Of all the different kinds of sugar, some are more commonly-used than others, but all types have their place and can switch up your baked goods drastically. In many cases, bakers lean towards the use of granulated white sugar in cookies, which helps to aerate and fluff up the dough when mixed with butter. Some recipes instead turn to brown sugar, due to its ability to retain more moisture and create more tender and rich cookies. That being said, if you love soft cookies, the best result comes from using both white and brown sugars.

Together, these sugars help your cookie dough take on the spongy and tender texture of cake, all while maintaining the snacking ease of a cookie. The acidity from the brown sugar reacts with the baking soda in your cookie recipe, allowing for a puffier, softer texture than you would get from white sugar alone. Meanwhile, the granulated white sugar keeps the cookies from becoming too chewy or hard, as you might get from using solely brown sugar.

Ideally, you use stick to a ratio of two-to-one for each type of sugar, but choosing which one to use more of is up to you. For a cookie that's still somewhat crispy, use two parts granulated sugar to one part brown sugar. For a cookie that's more on the cakey end of the spectrum, use two parts brown sugar to one part granulated sugar.

Substituting one sugar for another doesn't always cut it

Tinkering with your cookie recipe and seeing how it turns out can be fun, but might not be wise for a recipe you've never tried before. When baking recipes tell you to use a certain type of sugar, it's always for a good reason, whether it be mostly for flavor or texture. Simpler cookies might be overshadowed by the use of stronger-tasting sugars, while cookies that are meant to have a deep and rich flavor could turn out one-note when made with white sugar.

Generally speaking, you can substitute granulated white for brown sugar (and vice-versa) in a one-to-one ratio, but be aware that doing so will change your cookies' texture to be crispier (with white) or chewier (with brown). Brown sugar also brings notes of rich and toasty caramel, which may or may not play well with other flavors in your cookie recipe.

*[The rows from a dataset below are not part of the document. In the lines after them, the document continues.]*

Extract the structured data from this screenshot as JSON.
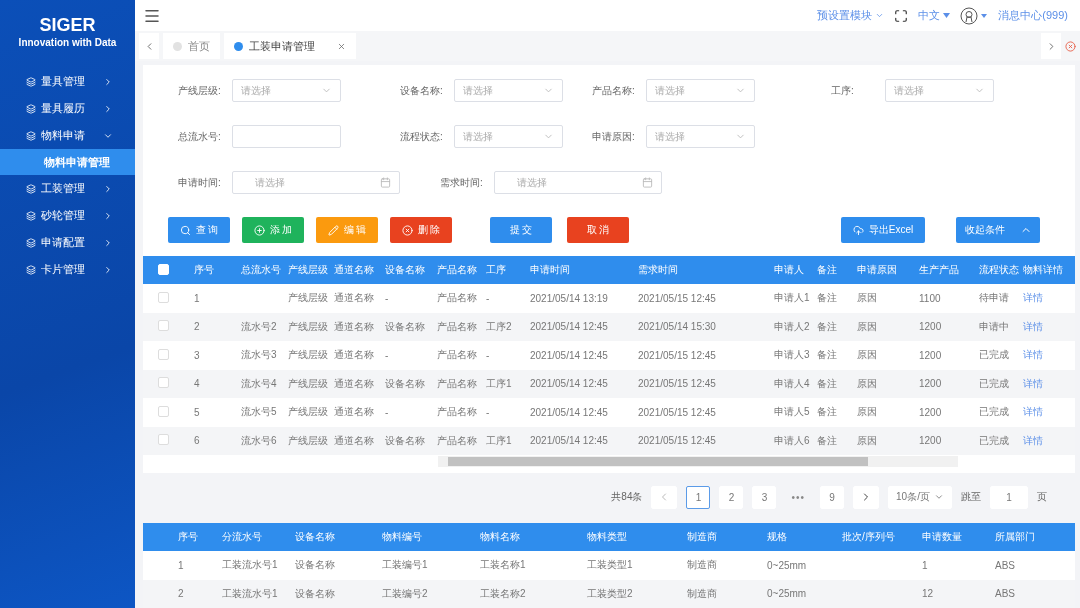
{
  "sidebar": {
    "logo": "SIGER",
    "tagline": "Innovation with Data",
    "items": [
      {
        "label": "量具管理",
        "expanded": false
      },
      {
        "label": "量具履历",
        "expanded": false
      },
      {
        "label": "物料申请",
        "expanded": true,
        "children": [
          {
            "label": "物料申请管理",
            "selected": true
          }
        ]
      },
      {
        "label": "工装管理",
        "expanded": false
      },
      {
        "label": "砂轮管理",
        "expanded": false
      },
      {
        "label": "申请配置",
        "expanded": false
      },
      {
        "label": "卡片管理",
        "expanded": false
      }
    ]
  },
  "header": {
    "module": "预设置模块",
    "language": "中文",
    "messages": "消息中心(999)"
  },
  "tabs": [
    {
      "label": "首页",
      "selected": false,
      "closable": false
    },
    {
      "label": "工装申请管理",
      "selected": true,
      "closable": true
    }
  ],
  "filters": [
    [
      {
        "label": "产线层级:",
        "kind": "select",
        "placeholder": "请选择"
      },
      {
        "label": "设备名称:",
        "kind": "select",
        "placeholder": "请选择"
      },
      {
        "label": "产品名称:",
        "kind": "select",
        "placeholder": "请选择"
      },
      {
        "label": "工序:",
        "kind": "select",
        "placeholder": "请选择"
      }
    ],
    [
      {
        "label": "总流水号:",
        "kind": "input"
      },
      {
        "label": "流程状态:",
        "kind": "select",
        "placeholder": "请选择"
      },
      {
        "label": "申请原因:",
        "kind": "select",
        "placeholder": "请选择"
      }
    ],
    [
      {
        "label": "申请时间:",
        "kind": "date",
        "placeholder": "请选择"
      },
      {
        "label": "需求时间:",
        "kind": "date",
        "placeholder": "请选择"
      }
    ]
  ],
  "actions": [
    {
      "label": "查 询",
      "color": "#2f8ded",
      "kind": "search"
    },
    {
      "label": "添 加",
      "color": "#1fb35c",
      "kind": "add"
    },
    {
      "label": "编 辑",
      "color": "#fb9a0e",
      "kind": "edit"
    },
    {
      "label": "删 除",
      "color": "#e8421f",
      "kind": "delete"
    },
    {
      "label": "提 交",
      "color": "#2f8ded",
      "kind": "plain"
    },
    {
      "label": "取 消",
      "color": "#e8421f",
      "kind": "plain"
    },
    {
      "label": "导出Excel",
      "color": "#2f8ded",
      "kind": "export"
    },
    {
      "label": "收起条件",
      "color": "#2f8ded",
      "kind": "collapse"
    }
  ],
  "table": {
    "header_checked": false,
    "columns": [
      {
        "label": "序号",
        "kind": "text"
      },
      {
        "label": "总流水号",
        "kind": "text"
      },
      {
        "label": "产线层级",
        "kind": "text"
      },
      {
        "label": "通道名称",
        "kind": "text"
      },
      {
        "label": "设备名称",
        "kind": "text"
      },
      {
        "label": "产品名称",
        "kind": "text"
      },
      {
        "label": "工序",
        "kind": "text"
      },
      {
        "label": "申请时间",
        "kind": "text"
      },
      {
        "label": "需求时间",
        "kind": "text"
      },
      {
        "label": "申请人",
        "kind": "text"
      },
      {
        "label": "备注",
        "kind": "text"
      },
      {
        "label": "申请原因",
        "kind": "text"
      },
      {
        "label": "生产产品",
        "kind": "text"
      },
      {
        "label": "流程状态",
        "kind": "text"
      },
      {
        "label": "物料详情",
        "kind": "link"
      }
    ],
    "rows": [
      {
        "checked": false,
        "cells": [
          "1",
          null,
          "产线层级",
          "通道名称",
          "-",
          "产品名称",
          "-",
          "2021/05/14 13:19",
          "2021/05/15 12:45",
          "申请人1",
          "备注",
          "原因",
          "1100",
          "待申请",
          "详情"
        ]
      },
      {
        "checked": false,
        "cells": [
          "2",
          "流水号2",
          "产线层级",
          "通道名称",
          "设备名称",
          "产品名称",
          "工序2",
          "2021/05/14 12:45",
          "2021/05/14 15:30",
          "申请人2",
          "备注",
          "原因",
          "1200",
          "申请中",
          "详情"
        ]
      },
      {
        "checked": false,
        "cells": [
          "3",
          "流水号3",
          "产线层级",
          "通道名称",
          "-",
          "产品名称",
          "-",
          "2021/05/14 12:45",
          "2021/05/15 12:45",
          "申请人3",
          "备注",
          "原因",
          "1200",
          "已完成",
          "详情"
        ]
      },
      {
        "checked": false,
        "cells": [
          "4",
          "流水号4",
          "产线层级",
          "通道名称",
          "设备名称",
          "产品名称",
          "工序1",
          "2021/05/14 12:45",
          "2021/05/15 12:45",
          "申请人4",
          "备注",
          "原因",
          "1200",
          "已完成",
          "详情"
        ]
      },
      {
        "checked": false,
        "cells": [
          "5",
          "流水号5",
          "产线层级",
          "通道名称",
          "-",
          "产品名称",
          "-",
          "2021/05/14 12:45",
          "2021/05/15 12:45",
          "申请人5",
          "备注",
          "原因",
          "1200",
          "已完成",
          "详情"
        ]
      },
      {
        "checked": false,
        "cells": [
          "6",
          "流水号6",
          "产线层级",
          "通道名称",
          "设备名称",
          "产品名称",
          "工序1",
          "2021/05/14 12:45",
          "2021/05/15 12:45",
          "申请人6",
          "备注",
          "原因",
          "1200",
          "已完成",
          "详情"
        ]
      }
    ]
  },
  "pagination": {
    "total": "共84条",
    "pages": [
      {
        "label": "1",
        "kind": "page",
        "selected": true
      },
      {
        "label": "2",
        "kind": "page",
        "selected": false
      },
      {
        "label": "3",
        "kind": "page",
        "selected": false
      },
      {
        "label": "•••",
        "kind": "ellipsis"
      },
      {
        "label": "9",
        "kind": "page",
        "selected": false
      }
    ],
    "page_size": "10条/页",
    "jump_label": "跳至",
    "jump_value": "1",
    "jump_suffix": "页"
  },
  "detail_table": {
    "columns": [
      "序号",
      "分流水号",
      "设备名称",
      "物料编号",
      "物料名称",
      "物料类型",
      "制造商",
      "规格",
      "批次/序列号",
      "申请数量",
      "所属部门"
    ],
    "rows": [
      [
        "1",
        "工装流水号1",
        "设备名称",
        "工装编号1",
        "工装名称1",
        "工装类型1",
        "制造商",
        "0~25mm",
        null,
        "1",
        "ABS"
      ],
      [
        "2",
        "工装流水号1",
        "设备名称",
        "工装编号2",
        "工装名称2",
        "工装类型2",
        "制造商",
        "0~25mm",
        null,
        "12",
        "ABS"
      ]
    ]
  }
}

A coffee cookie recipe may fare well, but lemon cookies, not so much. Granulated white sugar, on the other hand, really only brings sweetness to the table, so you'll miss the complexity of flavors that a recipe might depend on.

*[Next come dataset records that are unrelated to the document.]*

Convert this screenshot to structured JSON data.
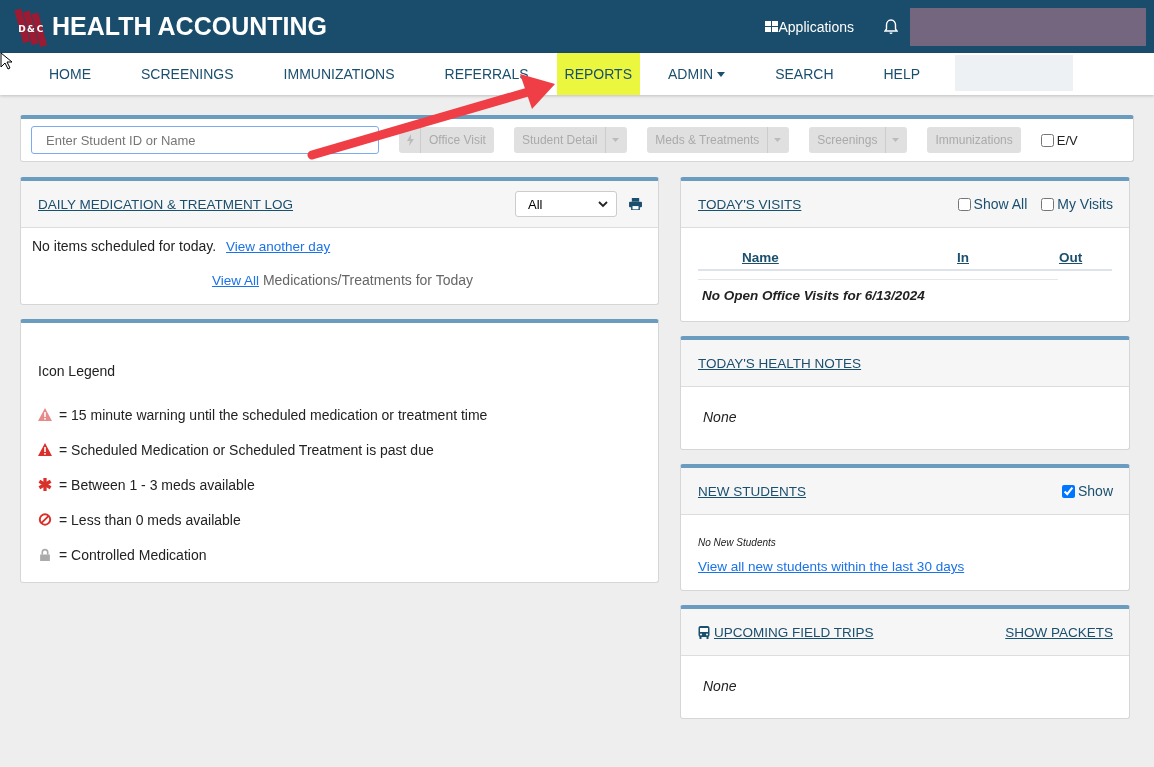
{
  "header": {
    "logo_letters": [
      "D",
      "&",
      "C"
    ],
    "title": "HEALTH ACCOUNTING",
    "apps_label": "Applications"
  },
  "nav": [
    {
      "label": "HOME",
      "highlighted": false,
      "dropdown": false
    },
    {
      "label": "SCREENINGS",
      "highlighted": false,
      "dropdown": false
    },
    {
      "label": "IMMUNIZATIONS",
      "highlighted": false,
      "dropdown": false
    },
    {
      "label": "REFERRALS",
      "highlighted": false,
      "dropdown": false
    },
    {
      "label": "REPORTS",
      "highlighted": true,
      "dropdown": false
    },
    {
      "label": "ADMIN",
      "highlighted": false,
      "dropdown": true
    },
    {
      "label": "SEARCH",
      "highlighted": false,
      "dropdown": false
    },
    {
      "label": "HELP",
      "highlighted": false,
      "dropdown": false
    }
  ],
  "toolbar": {
    "search": {
      "placeholder": "Enter Student ID or Name"
    },
    "buttons": [
      {
        "kind": "bolt",
        "label": "Office Visit",
        "disabled": true
      },
      {
        "kind": "split",
        "label": "Student Detail",
        "disabled": true
      },
      {
        "kind": "split",
        "label": "Meds & Treatments",
        "disabled": true
      },
      {
        "kind": "split",
        "label": "Screenings",
        "disabled": true
      },
      {
        "kind": "plain",
        "label": "Immunizations",
        "disabled": true
      }
    ],
    "ev": {
      "label": "E/V",
      "checked": false
    }
  },
  "med_log": {
    "title": "DAILY MEDICATION & TREATMENT LOG",
    "filter": "All",
    "message": "No items scheduled for today.",
    "message_link": "View another day",
    "view_all_link": "View All",
    "view_all_text": "Medications/Treatments for Today"
  },
  "legend": {
    "title": "Icon Legend",
    "items": [
      {
        "kind": "warning-light",
        "text": "= 15 minute warning until the scheduled medication or treatment time"
      },
      {
        "kind": "warning",
        "text": "= Scheduled Medication or Scheduled Treatment is past due"
      },
      {
        "kind": "asterisk",
        "text": "= Between 1 - 3 meds available"
      },
      {
        "kind": "ban",
        "text": "= Less than 0 meds available"
      },
      {
        "kind": "lock",
        "text": "= Controlled Medication"
      }
    ]
  },
  "visits": {
    "title": "TODAY'S VISITS",
    "options": [
      {
        "label": "Show All",
        "checked": false
      },
      {
        "label": "My Visits",
        "checked": false
      }
    ],
    "columns": [
      "Name",
      "In",
      "Out"
    ],
    "empty": "No Open Office Visits for 6/13/2024"
  },
  "health_notes": {
    "title": "TODAY'S HEALTH NOTES",
    "empty": "None"
  },
  "new_students": {
    "title": "NEW STUDENTS",
    "show": {
      "label": "Show",
      "checked": true
    },
    "empty": "No New Students",
    "link": "View all new students within the last 30 days"
  },
  "field_trips": {
    "title": "UPCOMING FIELD TRIPS",
    "action": "SHOW PACKETS",
    "empty": "None"
  }
}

As such, the best substitution for brown sugar is granulated white sugar mixed with a bit of molasses, not just plain sugar. This will give you both the softer texture and warmer taste you expect of brown sugar.

What other ingredients can you use for cakey cookies?

Mixing granulated white sugar and brown sugar is certainly a great way to achieve cakey cookies, but it isn't the only method. You can increase or add other ingredients for a similar effect, be it eggs, flour, or even sour cream.

Eggs are an obvious choice to any dedicated baker, as they're meant to add moisture, richness, and aeration to a recipe. If you add an extra egg to your cookies, the additional moisture and structure helps to create a puffy texture that can hold its shape and lightness, even after cooling. Adding more flour, on the other hand, may seem a bit counterintuitive, as we expect it to absorb moisture and produce a dry cookie, but increasing it a little actually makes cookies thicker and fluffier.

Likewise, sour cream sounds like an unusual addition to cookies, but bakers use it to revamp classic chocolate cake and tons of other desserts. The sour cream not only adds moisture to the dough, but also provides volume and structure you wouldn't get from liquid ingredients like milk. For the fluffiest cookies, be sure to use full-fat sour cream, because fat equals moisture.